So think about the concept of death by NFL.
Yes, that’s a particularly unvarnished way to put it, and it’s unlikely that even Tofflemire himself would have embraced such an accusatory tone. He took pride in his football career, even as the toll of all the injuries and surgeries mounted.
“There is something special about being a professional football player,” he told this newspaper in 2000. “I didn’t think of it then, but now I realize I was part of an elite group.”
Elite, and frightfully at risk.
Tofflemire’s journey from Post Falls to Arizona to starting center with the Seattle Seahawks was untypical only for where it began and all the honors he amassed along the way. Somewhat untypical, too, was the tender way Tofflemire was eulogized last week, particularly by his high school coach, Nick Menegas.
“We rarely lost,” Menegas recalled, “and when we did the bus was like a morgue, and I sat in the front with my head in my hands in disbelief. It was Joe who came up and put his arm around me and comforted me the whole way home.”
But Menegas and others couldn’t help but marvel at Tofflemire’s indestructible side. He wasn’t just a high school champion in the shot and discus, he ran – at 230-some pounds – on the Trojans’ 4x100-meter relay team that placed at state. Menegas remembered him churning with the baton in a lane next to Moscow’s Doug Riesenberg, another future NFL lineman – “wonder boys,” he called them, “which is what it takes to play at that level.”
Said Post Falls teammate Eric Tibesar, “He used to flex and call his arms and chest ‘cold steel.’ That’s how I remember him: bulletproof.”
But there is no underestimating the NFL’s ordnance.
Tofflemire injured a shoulder at Arizona that suffered further pounding in the pros. There would be nine surgeries for that, over time, including a replacement. Four screws were implanted to keep his spine in place. Concussions, not remotely the red flag they are now, were sustained and likely unreported.

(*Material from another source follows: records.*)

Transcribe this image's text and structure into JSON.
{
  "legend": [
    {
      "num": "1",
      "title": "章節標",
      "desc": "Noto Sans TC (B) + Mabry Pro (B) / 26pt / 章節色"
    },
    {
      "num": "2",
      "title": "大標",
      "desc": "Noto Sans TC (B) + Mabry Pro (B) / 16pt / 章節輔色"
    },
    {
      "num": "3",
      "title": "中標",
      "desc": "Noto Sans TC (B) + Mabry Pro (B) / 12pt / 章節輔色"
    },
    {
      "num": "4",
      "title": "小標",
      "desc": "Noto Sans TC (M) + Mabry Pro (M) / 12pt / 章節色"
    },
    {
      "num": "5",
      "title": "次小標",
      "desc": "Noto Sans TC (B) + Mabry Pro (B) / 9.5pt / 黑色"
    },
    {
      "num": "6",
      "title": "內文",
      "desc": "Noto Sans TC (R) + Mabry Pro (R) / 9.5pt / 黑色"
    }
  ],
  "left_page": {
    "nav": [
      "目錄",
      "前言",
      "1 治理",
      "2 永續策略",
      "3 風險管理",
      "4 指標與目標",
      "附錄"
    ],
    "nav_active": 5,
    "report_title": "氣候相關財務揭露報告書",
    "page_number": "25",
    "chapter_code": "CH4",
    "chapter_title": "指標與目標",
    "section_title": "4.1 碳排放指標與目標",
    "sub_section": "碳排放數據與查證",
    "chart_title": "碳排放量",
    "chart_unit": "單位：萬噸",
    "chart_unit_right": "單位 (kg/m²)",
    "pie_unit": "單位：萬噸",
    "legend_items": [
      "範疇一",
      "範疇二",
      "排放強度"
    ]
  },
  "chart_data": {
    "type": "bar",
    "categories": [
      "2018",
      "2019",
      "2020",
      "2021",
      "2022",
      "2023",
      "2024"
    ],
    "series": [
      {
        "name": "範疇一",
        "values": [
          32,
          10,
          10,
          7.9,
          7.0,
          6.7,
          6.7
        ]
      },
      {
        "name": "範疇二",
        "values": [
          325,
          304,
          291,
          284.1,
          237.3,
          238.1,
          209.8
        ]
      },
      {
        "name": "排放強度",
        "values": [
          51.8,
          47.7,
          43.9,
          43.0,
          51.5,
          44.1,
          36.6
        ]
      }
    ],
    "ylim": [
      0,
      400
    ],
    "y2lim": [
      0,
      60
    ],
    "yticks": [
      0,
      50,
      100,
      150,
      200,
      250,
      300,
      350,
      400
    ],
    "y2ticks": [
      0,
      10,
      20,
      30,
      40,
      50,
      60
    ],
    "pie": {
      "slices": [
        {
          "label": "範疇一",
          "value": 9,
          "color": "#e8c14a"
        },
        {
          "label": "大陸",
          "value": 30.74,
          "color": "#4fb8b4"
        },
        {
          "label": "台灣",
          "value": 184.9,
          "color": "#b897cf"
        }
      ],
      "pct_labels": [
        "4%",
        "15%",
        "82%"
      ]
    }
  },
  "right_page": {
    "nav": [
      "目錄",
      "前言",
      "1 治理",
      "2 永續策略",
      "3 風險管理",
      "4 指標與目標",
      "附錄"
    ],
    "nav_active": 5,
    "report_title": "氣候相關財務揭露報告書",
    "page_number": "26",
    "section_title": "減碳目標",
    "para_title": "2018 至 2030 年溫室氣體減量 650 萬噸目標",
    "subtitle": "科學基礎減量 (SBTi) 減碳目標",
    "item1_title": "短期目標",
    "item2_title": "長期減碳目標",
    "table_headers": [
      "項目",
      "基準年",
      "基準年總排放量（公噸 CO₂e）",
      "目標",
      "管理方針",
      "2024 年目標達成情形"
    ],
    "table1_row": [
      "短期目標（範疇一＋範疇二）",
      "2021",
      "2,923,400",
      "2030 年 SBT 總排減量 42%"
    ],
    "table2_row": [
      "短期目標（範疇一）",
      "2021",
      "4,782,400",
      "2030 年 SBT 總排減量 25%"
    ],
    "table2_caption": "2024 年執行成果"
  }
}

“These things impacted the rest of his life,” Paul Tofflemire said. “He was always in pain. He couldn’t be active and his weight was up to 300 pounds plus. The sad thing was watching him get out of bed. I felt so bad – this guy was so active and agile when he was younger and he was like a crippled old man.”
And yet Tofflemire didn’t leave the NFL because he felt he was no longer capable of playing, but because the Seahawks insisted he take a salary cut. Like most players, he fought back and endured more punishment because that’s what he wanted to do – what athletes are conditioned to do. Meanwhile, the game’s proprietors have had to be dragged into viewing players as anything more than expensive equipment – the push for an 18-game regular season being just the latest example.
A study in the 1990s by the National Institute of Occupational Safety and Health noted that NFL linemen had a 52 percent greater risk of dying from heart disease than the general population. In 2006, the St. Petersburg Times reported while average life expectancy in the United States was nearly 78 years, the average for NFL players was 55 – 52 for linemen.
“The NFL stands for ‘Not For Long,’” said Paul Tofflemire, who followed his brother at Post Falls and Arizona. “It’s a violent game with a cost.”
We feel better about it because they consent to that cost. Every now and then, it wouldn’t hurt to take a moment to feel something else.